**Work request:**
I need every line of the material below that includes the string "address".

**Dataset:**
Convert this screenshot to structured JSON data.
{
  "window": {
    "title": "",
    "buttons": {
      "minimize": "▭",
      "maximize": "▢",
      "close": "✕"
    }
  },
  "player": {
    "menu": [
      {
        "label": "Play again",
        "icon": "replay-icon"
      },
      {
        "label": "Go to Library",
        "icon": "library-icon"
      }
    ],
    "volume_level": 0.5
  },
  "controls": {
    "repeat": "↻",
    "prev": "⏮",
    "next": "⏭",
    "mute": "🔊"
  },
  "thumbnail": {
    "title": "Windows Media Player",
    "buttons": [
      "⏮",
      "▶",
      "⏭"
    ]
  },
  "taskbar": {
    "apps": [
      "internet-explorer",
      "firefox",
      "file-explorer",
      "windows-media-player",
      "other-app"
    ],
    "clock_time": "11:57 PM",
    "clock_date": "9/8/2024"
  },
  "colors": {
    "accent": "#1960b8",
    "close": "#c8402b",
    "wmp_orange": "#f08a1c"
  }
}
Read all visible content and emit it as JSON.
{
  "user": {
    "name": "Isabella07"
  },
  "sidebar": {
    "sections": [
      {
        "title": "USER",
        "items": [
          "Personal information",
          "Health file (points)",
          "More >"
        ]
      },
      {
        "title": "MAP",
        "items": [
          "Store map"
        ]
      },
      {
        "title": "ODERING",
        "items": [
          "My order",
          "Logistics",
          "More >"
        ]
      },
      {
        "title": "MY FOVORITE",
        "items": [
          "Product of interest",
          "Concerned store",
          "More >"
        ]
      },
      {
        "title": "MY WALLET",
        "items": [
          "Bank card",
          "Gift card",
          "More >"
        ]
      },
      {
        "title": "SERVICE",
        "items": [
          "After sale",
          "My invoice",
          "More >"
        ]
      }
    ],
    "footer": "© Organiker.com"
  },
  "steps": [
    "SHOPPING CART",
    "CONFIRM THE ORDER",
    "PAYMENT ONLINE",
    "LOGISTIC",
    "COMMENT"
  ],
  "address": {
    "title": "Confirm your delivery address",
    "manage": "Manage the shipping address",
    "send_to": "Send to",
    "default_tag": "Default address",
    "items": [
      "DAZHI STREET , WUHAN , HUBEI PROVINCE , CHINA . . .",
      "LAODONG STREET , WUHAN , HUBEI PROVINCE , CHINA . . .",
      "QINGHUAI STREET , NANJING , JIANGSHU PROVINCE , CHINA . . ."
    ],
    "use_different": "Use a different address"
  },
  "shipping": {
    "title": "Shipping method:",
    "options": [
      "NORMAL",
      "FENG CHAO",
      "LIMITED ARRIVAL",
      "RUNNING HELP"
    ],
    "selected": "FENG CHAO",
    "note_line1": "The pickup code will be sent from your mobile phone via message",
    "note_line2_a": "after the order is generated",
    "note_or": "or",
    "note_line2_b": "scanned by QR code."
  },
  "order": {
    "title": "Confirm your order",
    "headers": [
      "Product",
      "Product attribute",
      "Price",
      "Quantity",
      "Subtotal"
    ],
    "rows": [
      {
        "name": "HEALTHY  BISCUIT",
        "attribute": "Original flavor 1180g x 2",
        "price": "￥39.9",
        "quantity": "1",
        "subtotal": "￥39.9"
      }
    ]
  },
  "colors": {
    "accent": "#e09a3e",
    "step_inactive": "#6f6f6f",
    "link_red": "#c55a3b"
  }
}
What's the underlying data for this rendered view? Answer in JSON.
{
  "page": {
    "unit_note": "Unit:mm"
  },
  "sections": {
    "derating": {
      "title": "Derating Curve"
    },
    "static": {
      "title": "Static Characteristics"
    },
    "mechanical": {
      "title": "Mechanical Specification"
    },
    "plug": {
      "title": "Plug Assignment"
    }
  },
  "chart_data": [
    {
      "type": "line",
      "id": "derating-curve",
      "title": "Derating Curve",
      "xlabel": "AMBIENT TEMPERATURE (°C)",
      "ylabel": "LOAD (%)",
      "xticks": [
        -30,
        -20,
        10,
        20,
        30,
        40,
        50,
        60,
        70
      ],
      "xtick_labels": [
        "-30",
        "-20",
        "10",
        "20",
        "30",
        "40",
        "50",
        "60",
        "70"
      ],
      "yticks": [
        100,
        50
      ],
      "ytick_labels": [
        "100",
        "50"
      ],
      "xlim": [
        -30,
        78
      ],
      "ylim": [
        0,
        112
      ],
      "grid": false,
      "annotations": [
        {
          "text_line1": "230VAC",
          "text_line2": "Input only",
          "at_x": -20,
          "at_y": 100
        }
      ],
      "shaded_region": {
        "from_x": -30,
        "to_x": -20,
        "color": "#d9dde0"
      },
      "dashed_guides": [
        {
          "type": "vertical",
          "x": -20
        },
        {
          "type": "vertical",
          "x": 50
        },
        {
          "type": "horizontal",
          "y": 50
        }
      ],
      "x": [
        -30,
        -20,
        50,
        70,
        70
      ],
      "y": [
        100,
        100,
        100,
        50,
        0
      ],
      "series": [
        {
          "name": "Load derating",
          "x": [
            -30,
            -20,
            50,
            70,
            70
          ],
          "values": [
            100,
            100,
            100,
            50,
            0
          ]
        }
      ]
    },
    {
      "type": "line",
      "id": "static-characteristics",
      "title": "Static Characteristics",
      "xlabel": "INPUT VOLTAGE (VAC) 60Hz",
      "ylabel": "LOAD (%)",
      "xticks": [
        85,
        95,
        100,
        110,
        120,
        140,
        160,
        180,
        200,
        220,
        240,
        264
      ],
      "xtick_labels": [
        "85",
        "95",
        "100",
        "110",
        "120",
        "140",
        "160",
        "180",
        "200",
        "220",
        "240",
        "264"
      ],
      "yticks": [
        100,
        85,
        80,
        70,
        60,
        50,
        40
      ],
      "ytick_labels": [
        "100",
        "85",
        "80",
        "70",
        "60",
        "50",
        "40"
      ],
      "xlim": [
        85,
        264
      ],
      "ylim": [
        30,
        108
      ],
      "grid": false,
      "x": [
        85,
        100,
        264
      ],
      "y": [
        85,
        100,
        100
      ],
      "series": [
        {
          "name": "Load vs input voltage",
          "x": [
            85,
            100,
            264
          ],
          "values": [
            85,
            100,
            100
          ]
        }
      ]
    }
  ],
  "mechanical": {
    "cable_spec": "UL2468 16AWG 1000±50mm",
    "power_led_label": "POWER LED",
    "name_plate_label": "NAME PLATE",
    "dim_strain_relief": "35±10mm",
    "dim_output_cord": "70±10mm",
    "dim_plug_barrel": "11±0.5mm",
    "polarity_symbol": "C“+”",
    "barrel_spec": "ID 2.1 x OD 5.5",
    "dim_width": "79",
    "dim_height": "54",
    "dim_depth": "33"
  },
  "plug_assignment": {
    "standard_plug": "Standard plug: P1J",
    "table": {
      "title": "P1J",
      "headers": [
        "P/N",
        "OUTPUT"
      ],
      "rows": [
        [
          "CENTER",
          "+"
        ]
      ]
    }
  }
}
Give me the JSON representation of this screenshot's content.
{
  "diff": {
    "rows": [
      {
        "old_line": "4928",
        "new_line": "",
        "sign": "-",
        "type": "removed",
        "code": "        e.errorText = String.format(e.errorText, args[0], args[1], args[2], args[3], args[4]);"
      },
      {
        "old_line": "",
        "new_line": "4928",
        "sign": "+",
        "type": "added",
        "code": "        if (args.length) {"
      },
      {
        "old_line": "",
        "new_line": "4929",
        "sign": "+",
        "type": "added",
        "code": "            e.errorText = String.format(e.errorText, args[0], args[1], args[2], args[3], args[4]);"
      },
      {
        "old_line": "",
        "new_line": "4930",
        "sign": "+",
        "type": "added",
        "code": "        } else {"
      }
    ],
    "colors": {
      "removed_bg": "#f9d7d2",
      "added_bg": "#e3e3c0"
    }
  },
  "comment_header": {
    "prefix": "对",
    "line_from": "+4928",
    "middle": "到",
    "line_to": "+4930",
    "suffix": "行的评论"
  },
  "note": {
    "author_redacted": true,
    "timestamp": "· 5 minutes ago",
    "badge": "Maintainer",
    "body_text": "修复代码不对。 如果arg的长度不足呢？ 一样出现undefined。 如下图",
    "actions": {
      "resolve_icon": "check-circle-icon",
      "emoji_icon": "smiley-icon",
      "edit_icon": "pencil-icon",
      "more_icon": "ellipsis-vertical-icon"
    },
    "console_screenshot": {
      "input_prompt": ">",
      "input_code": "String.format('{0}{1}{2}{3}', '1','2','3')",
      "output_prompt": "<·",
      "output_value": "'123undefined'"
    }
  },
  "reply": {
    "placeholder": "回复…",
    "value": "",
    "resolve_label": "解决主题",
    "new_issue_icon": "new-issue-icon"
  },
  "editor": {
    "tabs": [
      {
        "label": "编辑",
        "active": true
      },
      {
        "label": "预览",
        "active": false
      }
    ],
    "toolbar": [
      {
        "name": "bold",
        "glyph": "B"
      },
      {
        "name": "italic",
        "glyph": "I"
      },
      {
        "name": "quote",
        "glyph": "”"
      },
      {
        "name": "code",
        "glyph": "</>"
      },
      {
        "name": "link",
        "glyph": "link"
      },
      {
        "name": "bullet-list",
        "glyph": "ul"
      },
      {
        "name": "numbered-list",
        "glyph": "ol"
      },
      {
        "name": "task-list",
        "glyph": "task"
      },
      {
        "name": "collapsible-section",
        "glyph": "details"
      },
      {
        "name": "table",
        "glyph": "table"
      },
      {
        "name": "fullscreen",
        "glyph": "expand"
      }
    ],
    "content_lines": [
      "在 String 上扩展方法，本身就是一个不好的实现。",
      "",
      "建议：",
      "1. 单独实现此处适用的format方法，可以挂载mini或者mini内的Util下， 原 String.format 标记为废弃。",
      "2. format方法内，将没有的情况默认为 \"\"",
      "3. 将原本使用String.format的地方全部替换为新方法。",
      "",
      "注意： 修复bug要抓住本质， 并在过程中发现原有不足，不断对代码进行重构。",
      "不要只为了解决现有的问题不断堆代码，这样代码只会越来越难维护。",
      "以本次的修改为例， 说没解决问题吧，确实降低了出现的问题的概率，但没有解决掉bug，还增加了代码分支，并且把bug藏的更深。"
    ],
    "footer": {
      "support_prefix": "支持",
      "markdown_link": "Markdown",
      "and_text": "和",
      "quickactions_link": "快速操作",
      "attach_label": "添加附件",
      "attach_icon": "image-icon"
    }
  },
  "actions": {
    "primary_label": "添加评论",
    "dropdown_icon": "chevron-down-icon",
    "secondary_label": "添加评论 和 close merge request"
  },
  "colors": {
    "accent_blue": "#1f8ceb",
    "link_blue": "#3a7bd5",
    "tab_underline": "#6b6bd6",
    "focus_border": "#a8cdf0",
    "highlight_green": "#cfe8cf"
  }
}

**Answer for the task:**
  "address": {
    "title": "Confirm your delivery address",
    "manage": "Manage the shipping address",
    "default_tag": "Default address",
    "use_different": "Use a different address"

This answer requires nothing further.